Devotees of the old art form – including everyone from college professors to vaudeville performers – produce a symphony of sounds that are at once Halloween eerie and songbird sweet.
As the evening light dies over a dusty parking lot in the Santa Cruz Mountains, a small group of musicians pick up their bows. They balance their saws between their knees, bend back the sharp, toothy blades, and produce a sound at once Halloween eerie and songbird sweet.
The 30th annual Saw Players Picnic & Music Festival – held each summer in this small northern California community – officially takes place on the second Sunday in August. But tradition has it that sawyers begin jamming the day before. They play their tools-cum-instruments in the parking lot until 1 or 2 a.m., then toss and turn for a couple of hours in the back seats of their cars.

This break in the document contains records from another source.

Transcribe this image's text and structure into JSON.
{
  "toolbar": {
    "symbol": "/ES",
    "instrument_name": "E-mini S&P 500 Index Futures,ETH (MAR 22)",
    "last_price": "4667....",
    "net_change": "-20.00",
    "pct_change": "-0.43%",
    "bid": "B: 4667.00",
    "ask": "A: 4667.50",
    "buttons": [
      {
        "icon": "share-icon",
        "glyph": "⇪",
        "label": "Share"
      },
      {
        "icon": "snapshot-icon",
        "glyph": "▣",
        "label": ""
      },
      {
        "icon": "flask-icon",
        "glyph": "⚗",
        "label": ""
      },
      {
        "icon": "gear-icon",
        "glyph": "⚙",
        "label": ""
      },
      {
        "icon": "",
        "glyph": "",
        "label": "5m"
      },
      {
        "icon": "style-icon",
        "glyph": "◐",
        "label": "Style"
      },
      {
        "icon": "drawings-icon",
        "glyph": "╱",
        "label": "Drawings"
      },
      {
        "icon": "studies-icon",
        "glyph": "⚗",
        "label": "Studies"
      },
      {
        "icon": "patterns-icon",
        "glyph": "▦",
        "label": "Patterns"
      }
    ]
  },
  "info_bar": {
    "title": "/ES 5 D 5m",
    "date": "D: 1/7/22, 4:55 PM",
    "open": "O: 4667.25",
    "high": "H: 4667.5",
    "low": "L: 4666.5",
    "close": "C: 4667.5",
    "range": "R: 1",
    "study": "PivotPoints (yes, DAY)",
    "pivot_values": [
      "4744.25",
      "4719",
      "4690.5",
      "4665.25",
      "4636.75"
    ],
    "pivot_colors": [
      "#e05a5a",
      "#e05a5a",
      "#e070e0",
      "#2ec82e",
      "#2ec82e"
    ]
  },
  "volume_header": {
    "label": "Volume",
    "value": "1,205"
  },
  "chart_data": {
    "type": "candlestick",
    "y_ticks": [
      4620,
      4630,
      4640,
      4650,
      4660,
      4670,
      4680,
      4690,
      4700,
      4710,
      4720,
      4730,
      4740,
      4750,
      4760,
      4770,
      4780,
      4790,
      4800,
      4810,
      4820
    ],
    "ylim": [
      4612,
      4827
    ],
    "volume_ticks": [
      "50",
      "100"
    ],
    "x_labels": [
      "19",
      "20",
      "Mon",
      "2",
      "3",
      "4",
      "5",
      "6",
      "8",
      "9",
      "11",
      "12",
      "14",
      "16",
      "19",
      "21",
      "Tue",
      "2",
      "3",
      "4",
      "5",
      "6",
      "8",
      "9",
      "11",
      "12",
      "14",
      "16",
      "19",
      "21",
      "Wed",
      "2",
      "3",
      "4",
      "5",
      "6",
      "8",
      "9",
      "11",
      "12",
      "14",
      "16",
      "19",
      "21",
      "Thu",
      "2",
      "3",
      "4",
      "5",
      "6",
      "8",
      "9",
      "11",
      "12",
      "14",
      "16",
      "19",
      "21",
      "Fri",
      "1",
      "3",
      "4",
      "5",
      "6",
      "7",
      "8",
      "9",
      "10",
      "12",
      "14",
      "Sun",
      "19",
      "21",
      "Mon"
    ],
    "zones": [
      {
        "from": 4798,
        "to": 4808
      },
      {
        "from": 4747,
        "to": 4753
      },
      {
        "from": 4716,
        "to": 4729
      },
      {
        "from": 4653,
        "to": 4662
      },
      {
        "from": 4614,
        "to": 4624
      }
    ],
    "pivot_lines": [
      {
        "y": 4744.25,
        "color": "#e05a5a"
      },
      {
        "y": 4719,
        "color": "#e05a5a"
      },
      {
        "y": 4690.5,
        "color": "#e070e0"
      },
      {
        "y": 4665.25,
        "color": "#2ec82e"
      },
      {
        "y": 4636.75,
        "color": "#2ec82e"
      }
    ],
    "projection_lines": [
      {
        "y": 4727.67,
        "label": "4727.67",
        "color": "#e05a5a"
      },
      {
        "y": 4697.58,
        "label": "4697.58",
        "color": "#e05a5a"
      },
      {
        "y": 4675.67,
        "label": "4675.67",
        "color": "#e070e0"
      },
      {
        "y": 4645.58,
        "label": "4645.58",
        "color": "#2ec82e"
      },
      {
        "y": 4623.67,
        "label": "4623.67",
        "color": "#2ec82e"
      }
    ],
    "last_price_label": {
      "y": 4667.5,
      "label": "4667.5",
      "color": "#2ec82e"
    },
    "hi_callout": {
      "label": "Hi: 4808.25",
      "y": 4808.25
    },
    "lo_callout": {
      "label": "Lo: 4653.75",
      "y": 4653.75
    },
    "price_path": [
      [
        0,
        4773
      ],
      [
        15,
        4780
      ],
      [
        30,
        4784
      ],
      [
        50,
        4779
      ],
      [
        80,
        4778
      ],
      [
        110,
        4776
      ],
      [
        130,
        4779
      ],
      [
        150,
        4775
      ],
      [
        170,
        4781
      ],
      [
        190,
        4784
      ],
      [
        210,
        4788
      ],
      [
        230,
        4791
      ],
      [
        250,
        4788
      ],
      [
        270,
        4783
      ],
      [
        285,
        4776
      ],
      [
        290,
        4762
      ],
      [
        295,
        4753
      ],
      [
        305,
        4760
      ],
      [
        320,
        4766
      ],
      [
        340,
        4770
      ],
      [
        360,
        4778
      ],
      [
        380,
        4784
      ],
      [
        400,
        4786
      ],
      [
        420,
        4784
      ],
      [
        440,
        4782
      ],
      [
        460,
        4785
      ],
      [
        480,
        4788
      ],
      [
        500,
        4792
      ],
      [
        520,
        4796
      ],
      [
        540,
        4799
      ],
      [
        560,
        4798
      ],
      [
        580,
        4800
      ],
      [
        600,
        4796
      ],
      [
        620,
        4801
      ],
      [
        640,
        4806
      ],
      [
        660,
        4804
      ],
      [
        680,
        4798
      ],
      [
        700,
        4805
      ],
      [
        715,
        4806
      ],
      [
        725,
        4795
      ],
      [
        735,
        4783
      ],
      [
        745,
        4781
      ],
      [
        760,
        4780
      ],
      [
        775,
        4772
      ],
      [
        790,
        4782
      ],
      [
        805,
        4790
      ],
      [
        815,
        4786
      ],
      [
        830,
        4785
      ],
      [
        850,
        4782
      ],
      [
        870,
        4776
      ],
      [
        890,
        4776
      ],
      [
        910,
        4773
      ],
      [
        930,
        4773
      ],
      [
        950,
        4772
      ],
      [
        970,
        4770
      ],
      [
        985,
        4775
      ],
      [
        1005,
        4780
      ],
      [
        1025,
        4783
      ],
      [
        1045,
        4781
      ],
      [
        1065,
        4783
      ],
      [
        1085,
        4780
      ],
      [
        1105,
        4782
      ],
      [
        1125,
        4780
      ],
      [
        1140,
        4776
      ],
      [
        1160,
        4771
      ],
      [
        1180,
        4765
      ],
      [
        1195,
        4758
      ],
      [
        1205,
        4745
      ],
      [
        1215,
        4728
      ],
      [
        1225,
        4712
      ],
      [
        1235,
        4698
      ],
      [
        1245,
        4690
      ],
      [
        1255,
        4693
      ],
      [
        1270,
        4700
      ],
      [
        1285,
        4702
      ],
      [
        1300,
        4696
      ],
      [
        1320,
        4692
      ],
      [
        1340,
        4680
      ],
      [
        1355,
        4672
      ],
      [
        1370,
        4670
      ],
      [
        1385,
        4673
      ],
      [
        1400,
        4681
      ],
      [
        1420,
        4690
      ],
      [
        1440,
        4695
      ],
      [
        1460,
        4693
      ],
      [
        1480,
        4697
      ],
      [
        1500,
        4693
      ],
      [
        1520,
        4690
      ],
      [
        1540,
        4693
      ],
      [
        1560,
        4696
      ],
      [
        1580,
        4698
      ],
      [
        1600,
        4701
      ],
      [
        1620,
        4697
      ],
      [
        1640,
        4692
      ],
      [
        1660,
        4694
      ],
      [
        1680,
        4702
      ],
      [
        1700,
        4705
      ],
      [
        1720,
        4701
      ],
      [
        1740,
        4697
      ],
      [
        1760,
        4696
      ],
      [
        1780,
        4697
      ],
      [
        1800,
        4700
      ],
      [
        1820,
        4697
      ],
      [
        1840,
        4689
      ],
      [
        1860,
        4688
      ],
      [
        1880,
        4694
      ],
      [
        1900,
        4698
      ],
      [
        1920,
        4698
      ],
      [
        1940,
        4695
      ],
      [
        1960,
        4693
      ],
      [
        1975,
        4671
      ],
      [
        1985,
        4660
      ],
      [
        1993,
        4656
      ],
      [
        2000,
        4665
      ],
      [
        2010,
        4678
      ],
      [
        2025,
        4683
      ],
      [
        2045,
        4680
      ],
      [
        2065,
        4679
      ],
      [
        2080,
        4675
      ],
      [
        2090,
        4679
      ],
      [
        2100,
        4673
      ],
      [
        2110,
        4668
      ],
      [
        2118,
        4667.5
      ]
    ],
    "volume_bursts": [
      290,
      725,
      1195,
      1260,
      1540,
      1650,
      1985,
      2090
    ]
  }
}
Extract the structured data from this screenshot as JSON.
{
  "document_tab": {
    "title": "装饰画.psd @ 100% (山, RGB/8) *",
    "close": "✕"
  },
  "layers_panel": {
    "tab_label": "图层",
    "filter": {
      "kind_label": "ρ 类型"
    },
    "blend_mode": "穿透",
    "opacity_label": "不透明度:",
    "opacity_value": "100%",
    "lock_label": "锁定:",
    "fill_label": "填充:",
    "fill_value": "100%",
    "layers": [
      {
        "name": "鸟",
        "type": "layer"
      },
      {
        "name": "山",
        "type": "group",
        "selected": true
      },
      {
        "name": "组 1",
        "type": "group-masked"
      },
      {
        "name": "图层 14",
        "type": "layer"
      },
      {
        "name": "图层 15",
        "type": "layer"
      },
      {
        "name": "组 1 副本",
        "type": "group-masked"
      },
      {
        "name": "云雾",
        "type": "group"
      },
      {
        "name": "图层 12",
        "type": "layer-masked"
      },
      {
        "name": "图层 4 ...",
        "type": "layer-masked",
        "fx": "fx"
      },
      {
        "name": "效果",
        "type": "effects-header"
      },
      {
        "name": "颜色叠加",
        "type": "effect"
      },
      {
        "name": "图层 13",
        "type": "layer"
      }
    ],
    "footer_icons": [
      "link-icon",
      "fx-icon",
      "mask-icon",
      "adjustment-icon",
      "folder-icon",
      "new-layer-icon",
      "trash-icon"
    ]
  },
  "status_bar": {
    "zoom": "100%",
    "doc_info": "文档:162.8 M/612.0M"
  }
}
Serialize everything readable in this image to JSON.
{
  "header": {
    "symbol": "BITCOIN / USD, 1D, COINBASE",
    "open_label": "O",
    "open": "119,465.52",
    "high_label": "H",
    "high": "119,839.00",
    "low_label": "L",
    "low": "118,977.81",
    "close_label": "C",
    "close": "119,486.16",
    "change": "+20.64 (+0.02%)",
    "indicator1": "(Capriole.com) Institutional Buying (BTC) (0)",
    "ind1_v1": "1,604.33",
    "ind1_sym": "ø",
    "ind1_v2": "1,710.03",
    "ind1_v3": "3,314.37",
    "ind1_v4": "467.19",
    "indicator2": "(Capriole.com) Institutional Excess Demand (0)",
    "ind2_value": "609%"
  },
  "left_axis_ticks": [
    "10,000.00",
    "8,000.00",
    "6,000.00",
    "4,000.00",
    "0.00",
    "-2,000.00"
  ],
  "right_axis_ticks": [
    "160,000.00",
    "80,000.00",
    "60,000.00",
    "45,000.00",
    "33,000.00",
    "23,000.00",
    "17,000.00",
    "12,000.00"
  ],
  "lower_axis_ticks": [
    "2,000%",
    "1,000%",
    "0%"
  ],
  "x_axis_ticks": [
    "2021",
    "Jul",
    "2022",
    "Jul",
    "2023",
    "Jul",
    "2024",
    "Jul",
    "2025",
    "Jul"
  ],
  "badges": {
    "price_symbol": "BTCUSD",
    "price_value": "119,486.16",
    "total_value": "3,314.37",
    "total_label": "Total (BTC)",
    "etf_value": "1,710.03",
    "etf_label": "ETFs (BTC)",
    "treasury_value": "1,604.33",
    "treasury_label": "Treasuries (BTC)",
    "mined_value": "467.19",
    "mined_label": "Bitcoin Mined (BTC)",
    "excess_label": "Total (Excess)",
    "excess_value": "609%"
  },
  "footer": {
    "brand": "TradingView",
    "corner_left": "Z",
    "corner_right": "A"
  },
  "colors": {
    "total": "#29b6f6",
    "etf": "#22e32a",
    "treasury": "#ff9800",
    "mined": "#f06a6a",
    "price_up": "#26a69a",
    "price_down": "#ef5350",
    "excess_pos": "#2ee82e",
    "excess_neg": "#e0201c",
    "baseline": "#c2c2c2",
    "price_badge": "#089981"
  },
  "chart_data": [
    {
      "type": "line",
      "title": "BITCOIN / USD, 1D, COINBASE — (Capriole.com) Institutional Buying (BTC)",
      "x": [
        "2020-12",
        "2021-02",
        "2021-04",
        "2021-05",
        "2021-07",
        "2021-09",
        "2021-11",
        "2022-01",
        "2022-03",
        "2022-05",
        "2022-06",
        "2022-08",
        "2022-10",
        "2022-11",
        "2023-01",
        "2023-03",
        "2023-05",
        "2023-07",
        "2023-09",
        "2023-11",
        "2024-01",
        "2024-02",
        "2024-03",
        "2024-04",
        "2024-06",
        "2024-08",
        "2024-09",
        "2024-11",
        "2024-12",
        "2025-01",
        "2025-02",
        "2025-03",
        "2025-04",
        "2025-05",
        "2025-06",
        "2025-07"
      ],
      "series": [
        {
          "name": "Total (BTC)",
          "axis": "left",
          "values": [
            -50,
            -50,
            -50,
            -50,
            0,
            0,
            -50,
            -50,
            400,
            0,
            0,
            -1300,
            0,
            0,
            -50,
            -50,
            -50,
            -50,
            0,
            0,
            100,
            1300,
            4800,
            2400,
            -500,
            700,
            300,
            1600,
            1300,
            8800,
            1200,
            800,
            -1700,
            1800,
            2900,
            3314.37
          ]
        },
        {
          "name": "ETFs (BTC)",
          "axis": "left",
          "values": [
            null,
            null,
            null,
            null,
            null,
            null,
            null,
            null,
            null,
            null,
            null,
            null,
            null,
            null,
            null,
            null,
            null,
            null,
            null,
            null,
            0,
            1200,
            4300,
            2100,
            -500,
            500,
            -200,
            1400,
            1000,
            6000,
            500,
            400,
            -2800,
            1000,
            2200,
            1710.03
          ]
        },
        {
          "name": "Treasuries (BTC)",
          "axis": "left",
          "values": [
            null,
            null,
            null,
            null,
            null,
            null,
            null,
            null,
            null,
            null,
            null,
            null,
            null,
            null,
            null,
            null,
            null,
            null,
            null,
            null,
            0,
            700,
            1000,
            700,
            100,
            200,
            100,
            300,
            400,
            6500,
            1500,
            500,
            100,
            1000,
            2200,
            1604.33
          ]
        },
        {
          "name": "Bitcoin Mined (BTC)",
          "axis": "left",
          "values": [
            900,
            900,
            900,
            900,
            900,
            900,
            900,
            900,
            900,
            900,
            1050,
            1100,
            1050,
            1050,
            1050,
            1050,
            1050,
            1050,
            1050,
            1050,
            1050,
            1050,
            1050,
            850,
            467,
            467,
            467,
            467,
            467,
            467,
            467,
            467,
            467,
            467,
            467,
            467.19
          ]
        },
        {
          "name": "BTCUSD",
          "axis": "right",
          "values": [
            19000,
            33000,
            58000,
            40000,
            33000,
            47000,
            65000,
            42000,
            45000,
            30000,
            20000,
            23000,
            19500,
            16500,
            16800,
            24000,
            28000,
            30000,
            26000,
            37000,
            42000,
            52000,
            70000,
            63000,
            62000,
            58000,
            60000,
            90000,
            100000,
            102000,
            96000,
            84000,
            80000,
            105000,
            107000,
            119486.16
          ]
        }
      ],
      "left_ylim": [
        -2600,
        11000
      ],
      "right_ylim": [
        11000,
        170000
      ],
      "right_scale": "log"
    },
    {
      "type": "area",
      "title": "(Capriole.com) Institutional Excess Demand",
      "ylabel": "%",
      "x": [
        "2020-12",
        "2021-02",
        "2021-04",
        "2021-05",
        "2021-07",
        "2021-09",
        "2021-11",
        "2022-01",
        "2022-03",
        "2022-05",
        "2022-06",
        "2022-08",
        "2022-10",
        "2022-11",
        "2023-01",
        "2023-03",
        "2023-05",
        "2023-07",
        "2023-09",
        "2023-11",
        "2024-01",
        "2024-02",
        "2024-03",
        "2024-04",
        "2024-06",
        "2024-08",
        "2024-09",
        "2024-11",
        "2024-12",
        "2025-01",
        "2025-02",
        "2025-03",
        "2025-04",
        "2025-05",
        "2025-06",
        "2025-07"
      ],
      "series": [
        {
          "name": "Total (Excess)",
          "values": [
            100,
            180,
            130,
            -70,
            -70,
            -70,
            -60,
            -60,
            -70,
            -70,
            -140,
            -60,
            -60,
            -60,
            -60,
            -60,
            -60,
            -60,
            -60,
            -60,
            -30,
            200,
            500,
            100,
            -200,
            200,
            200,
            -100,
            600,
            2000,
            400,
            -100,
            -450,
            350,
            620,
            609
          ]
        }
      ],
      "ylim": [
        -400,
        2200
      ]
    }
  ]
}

The saw players, like their instruments, are an admittedly shy and quirky bunch. There’s a social worker from Minneapolis, a traveling vaudeville performer from the Czech Republic, a community college instructor from Seattle – all drawn together by their shared desire to extract a haunting whistle from a carpenter’s tool.
During much of the year, they practice the melancholy music alone in their basements, or play backup to the saw’s often louder, more popular brethren: the fiddle, the banjo, the guitar.
So, for the handful who have gathered for this pre-festival jam session, the night is a rare opportunity to trade tips, unite melodies, and bask in a shared adoration of the oft-overshadowed musical saw.
“More saw! More saw!” cries Morgan Cowin, the tall, white-haired president of the International Musical Saw Association, during one tune in which the instruments are being drowned out by a rowdy guitarist.
Page 1 of 4